He moved them out of sight of her friends and right into the line of his. Logan winked at him, and Paige had a big smile on her face. He would hear about this later. Nate was staring him down, though. He would have to answer to him. She’d shot Nate down and then said yes to him.
“Do you get the feeling they think we are back in high school?” Chase spoke near her ear so she could hear him above the music. “You know, not everyone is being mature about this.”
She tilted her head. “About us dancing, you mean?”
“Yeah. Have you noticed that everyone is watching us?” Chase asked.
“No, really? I hadn’t noticed.”
He drew back. Her teasing smile lit up her eyes.
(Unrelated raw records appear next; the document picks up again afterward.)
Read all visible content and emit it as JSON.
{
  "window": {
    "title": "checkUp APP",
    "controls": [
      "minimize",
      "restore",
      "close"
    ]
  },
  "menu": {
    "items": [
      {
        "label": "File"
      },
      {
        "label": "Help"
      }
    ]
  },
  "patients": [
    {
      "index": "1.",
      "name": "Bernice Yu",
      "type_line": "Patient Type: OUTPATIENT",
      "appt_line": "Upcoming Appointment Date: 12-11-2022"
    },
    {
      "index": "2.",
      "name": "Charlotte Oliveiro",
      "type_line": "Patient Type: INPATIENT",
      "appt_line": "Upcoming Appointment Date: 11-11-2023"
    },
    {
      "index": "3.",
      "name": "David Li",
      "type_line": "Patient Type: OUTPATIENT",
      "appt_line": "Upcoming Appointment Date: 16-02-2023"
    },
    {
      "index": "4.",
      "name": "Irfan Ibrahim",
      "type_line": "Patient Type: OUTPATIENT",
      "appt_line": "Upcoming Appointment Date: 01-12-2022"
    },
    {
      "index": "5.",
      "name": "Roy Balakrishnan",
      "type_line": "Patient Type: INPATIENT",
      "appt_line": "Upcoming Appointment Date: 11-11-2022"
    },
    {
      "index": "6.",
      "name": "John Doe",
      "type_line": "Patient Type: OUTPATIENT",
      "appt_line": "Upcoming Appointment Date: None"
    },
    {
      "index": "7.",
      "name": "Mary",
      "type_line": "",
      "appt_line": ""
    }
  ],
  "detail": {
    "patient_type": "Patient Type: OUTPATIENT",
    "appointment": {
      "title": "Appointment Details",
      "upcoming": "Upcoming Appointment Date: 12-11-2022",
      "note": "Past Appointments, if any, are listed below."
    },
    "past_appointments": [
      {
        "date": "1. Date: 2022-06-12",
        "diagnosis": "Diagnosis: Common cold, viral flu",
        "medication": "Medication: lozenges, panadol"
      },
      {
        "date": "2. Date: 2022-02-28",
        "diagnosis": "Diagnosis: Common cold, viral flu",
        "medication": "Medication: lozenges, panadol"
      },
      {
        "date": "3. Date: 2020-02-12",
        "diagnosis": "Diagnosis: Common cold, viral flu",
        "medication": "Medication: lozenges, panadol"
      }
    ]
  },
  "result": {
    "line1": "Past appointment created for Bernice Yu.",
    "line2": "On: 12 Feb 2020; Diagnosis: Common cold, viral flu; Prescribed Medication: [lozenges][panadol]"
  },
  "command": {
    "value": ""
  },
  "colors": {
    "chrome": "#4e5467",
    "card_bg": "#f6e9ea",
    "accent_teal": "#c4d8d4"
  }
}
They were a shade somewhere between blue and gray, and sparkled in the lights. Chase’s pulse raced. His arm involuntarily tightened around her waist. She fit into his arms as if she had been made just for him. Why hadn’t he danced with her years ago, instead of Lisa? Maybe his marriage would not have ended in disaster.
He shoved thoughts of Lisa out of his mind.
“You know, I never danced with you in high school.”
“I never went to any of the dances.”
“Not even senior prom?”
“No, I wasn’t invited. And my friends were, so I didn’t want to go alone.” Her words were tinged with regret.
“That’s too bad. I wish I had known it.”
“You wouldn’t have asked me. You were with Lisa.”
“Yeah, well—” Look how that had turned out, he wanted to say. Instead, he drew her a little closer to his chest. “I’m dancing with you now.”
The tempo of the songs changed, and he tried to speed up the dance. She stumbled, then laughed.
“I think I need to sit this one out, before I embarrass myself.” He let go of her waist, and followed her off the dance floor.
“Thank you for the dance, Chase.” She smiled over her shoulder and walked to her friends, who’d gathered at the end of the bar.